* _Problem details_:
Print every line below exactly as written, but leave the pictures behind.

* _Provided entries_:
⁂

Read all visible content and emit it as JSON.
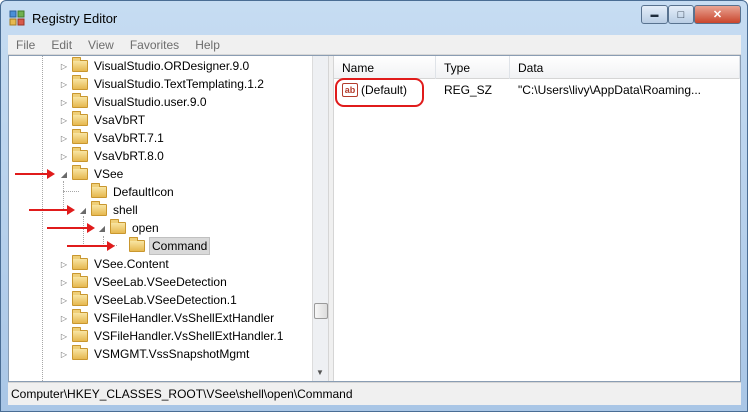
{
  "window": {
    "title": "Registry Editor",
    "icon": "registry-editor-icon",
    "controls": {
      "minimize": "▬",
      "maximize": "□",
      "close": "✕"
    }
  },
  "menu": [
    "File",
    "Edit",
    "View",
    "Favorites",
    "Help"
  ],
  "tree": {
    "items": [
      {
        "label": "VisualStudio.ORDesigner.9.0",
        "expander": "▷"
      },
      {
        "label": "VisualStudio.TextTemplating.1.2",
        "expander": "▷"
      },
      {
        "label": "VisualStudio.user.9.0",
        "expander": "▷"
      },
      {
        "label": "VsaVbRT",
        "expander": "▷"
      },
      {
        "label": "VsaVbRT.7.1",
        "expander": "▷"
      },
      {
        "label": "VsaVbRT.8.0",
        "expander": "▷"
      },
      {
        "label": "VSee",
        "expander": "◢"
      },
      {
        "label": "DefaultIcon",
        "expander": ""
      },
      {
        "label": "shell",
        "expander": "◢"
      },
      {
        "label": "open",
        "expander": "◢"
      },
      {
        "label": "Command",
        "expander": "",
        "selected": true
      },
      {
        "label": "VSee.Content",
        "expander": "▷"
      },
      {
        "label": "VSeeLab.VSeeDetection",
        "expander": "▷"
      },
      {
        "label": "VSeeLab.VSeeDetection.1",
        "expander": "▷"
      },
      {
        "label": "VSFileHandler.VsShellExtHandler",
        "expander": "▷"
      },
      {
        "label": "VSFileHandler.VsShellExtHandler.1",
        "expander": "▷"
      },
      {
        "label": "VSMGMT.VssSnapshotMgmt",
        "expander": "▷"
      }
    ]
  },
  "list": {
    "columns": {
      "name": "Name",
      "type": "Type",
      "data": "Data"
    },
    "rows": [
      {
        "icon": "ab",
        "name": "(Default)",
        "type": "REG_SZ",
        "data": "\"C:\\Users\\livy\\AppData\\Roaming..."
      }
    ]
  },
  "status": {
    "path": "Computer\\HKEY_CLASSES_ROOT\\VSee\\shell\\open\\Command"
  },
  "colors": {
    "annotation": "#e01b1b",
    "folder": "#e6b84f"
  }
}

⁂

* _Your response_:
Read all visible content and emit it as JSON.
{
  "window": {
    "title": "Registry Editor",
    "icon": "registry-editor-icon",
    "controls": {
      "minimize": "▬",
      "maximize": "□",
      "close": "✕"
    }
  },
  "menu": [
    "File",
    "Edit",
    "View",
    "Favorites",
    "Help"
  ],
  "tree": {
    "items": [
      {
        "label": "VisualStudio.ORDesigner.9.0",
        "expander": "▷"
      },
      {
        "label": "VisualStudio.TextTemplating.1.2",
        "expander": "▷"
      },
      {
        "label": "VisualStudio.user.9.0",
        "expander": "▷"
      },
      {
        "label": "VsaVbRT",
        "expander": "▷"
      },
      {
        "label": "VsaVbRT.7.1",
        "expander": "▷"
      },
      {
        "label": "VsaVbRT.8.0",
        "expander": "▷"
      },
      {
        "label": "VSee",
        "expander": "◢"
      },
      {
        "label": "DefaultIcon",
        "expander": ""
      },
      {
        "label": "shell",
        "expander": "◢"
      },
      {
        "label": "open",
        "expander": "◢"
      },
      {
        "label": "Command",
        "expander": "",
        "selected": true
      },
      {
        "label": "VSee.Content",
        "expander": "▷"
      },
      {
        "label": "VSeeLab.VSeeDetection",
        "expander": "▷"
      },
      {
        "label": "VSeeLab.VSeeDetection.1",
        "expander": "▷"
      },
      {
        "label": "VSFileHandler.VsShellExtHandler",
        "expander": "▷"
      },
      {
        "label": "VSFileHandler.VsShellExtHandler.1",
        "expander": "▷"
      },
      {
        "label": "VSMGMT.VssSnapshotMgmt",
        "expander": "▷"
      }
    ]
  },
  "list": {
    "columns": {
      "name": "Name",
      "type": "Type",
      "data": "Data"
    },
    "rows": [
      {
        "icon": "ab",
        "name": "(Default)",
        "type": "REG_SZ",
        "data": "\"C:\\Users\\livy\\AppData\\Roaming..."
      }
    ]
  },
  "status": {
    "path": "Computer\\HKEY_CLASSES_ROOT\\VSee\\shell\\open\\Command"
  },
  "colors": {
    "annotation": "#e01b1b",
    "folder": "#e6b84f"
  }
}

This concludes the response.